Not so long ago the view of a Common Buzzard in Kent was unusual enough to be worth getting excited about. Since they first returned to the county and started nesting a few years ago the numbers have grown rapidly. Along with Terry Wood, I was lucky enough today to go out with Rob Clements and Owen Sweeney, two intrepid raptor mappers in the county.
We visited an area that Rob has been studying for a while and had an education in the positioning and structure of Buzzard nests. The one above looks quite obvious once you've had it pointed out but it was quite high and at first could have been overlooked or even mistaken for a Squirrel drey.
This is another Buzzard nest, the size of some of the twigs are rather too large for a squirrel. In several of the woods we heard Buzzards calling and Rob's keen ear was able to separate male, female and juvenile calls.
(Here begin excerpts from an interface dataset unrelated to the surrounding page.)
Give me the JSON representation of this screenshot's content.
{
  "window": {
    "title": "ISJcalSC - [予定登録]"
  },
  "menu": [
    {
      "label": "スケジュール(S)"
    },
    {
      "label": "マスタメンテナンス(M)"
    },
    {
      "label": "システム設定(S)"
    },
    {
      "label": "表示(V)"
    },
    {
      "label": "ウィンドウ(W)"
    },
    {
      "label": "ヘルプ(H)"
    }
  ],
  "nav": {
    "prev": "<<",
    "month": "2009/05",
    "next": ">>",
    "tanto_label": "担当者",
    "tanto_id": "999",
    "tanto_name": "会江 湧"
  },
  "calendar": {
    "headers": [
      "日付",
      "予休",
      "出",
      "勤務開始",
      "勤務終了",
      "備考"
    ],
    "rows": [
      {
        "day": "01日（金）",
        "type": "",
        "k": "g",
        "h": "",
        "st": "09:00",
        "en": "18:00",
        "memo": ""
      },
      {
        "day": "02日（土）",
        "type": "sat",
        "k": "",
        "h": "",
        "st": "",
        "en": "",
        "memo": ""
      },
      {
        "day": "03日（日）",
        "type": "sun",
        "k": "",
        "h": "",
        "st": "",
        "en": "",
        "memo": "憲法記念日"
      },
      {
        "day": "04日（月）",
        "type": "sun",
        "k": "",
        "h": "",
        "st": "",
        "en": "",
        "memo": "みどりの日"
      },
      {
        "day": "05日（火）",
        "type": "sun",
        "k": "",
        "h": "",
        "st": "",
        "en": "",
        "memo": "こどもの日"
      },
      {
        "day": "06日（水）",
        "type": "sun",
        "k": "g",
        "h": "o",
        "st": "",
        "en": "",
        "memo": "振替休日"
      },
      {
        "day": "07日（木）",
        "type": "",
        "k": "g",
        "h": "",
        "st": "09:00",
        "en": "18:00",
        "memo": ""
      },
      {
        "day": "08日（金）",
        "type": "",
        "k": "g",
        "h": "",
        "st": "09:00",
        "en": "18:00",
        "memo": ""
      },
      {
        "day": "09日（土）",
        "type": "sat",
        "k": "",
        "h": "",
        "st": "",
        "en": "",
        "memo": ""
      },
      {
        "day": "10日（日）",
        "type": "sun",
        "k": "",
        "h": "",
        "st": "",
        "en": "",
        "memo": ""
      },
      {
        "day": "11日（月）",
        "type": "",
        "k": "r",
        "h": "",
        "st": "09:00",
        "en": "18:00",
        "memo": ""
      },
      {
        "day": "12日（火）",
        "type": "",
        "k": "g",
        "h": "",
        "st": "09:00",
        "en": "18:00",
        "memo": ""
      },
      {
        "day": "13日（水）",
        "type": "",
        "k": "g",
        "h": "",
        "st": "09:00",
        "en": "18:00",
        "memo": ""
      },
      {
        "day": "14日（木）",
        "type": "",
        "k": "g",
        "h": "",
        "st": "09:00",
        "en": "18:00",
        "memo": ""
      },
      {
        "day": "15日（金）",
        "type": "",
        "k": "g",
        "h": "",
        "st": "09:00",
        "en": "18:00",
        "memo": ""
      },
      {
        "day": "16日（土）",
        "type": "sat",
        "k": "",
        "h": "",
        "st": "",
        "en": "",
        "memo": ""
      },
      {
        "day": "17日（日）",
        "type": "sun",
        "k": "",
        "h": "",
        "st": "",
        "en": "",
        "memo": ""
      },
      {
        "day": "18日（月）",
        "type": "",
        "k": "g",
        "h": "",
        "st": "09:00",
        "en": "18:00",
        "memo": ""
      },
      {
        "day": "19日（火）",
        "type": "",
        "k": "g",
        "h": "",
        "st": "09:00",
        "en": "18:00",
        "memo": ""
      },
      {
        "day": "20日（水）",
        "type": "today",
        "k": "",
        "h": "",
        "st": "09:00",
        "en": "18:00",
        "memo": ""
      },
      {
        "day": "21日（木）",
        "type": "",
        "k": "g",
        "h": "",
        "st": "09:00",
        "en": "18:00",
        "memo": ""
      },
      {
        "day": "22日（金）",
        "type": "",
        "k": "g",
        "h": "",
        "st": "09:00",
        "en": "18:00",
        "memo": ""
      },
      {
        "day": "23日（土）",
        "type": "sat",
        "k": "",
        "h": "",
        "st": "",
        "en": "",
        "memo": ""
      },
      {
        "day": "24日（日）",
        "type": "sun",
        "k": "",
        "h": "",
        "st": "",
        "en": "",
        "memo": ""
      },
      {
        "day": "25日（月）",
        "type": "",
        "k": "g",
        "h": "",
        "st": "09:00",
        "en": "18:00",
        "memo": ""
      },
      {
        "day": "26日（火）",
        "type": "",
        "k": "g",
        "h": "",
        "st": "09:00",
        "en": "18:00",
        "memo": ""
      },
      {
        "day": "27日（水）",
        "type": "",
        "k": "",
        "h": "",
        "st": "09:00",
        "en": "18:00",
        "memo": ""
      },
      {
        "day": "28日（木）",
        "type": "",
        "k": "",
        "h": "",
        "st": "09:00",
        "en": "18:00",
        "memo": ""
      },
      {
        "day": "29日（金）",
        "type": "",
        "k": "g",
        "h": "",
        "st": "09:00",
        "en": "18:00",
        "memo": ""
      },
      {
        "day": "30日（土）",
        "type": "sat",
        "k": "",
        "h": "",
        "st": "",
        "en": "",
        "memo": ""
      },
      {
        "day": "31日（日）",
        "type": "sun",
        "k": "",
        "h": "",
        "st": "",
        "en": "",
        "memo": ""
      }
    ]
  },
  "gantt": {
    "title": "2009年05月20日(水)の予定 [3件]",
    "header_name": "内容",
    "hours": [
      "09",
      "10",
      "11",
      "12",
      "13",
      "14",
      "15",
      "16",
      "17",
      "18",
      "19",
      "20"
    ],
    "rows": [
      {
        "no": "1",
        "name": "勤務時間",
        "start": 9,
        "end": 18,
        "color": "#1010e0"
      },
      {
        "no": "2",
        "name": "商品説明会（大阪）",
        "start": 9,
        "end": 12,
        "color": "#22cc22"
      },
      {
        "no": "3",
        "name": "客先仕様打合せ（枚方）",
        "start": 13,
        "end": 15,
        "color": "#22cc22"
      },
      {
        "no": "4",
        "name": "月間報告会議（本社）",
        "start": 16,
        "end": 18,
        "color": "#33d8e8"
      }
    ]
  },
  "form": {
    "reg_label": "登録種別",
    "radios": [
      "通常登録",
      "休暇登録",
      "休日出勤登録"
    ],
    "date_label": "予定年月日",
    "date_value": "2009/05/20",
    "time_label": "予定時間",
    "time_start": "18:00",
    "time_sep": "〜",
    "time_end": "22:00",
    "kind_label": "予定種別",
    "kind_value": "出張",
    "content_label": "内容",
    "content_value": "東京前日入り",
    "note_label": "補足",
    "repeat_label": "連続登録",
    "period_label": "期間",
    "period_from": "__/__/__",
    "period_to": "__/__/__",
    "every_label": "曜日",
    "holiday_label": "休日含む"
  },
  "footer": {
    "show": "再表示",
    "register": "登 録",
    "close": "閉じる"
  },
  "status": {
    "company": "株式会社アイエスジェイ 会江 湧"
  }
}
Although we went round at what Owen described as a quiet time of the day we saw and heard at least 18 Buzzards, mostly at a fair distance. We watch one hovering and two being mobbed by a crow. I've stuck a few of the distant images together. I'm not at all sure as to why the Buzzard population has increased so quickly. It may be that they are less persecuted in their core areas than they were before, allowing populations to grow and then having reached saturation to expand. It might be that the population of rabbits is particularly high and this helps the expansion. What ever it is the sight and sound of Buzzards over our woods is a great addition to the countryside.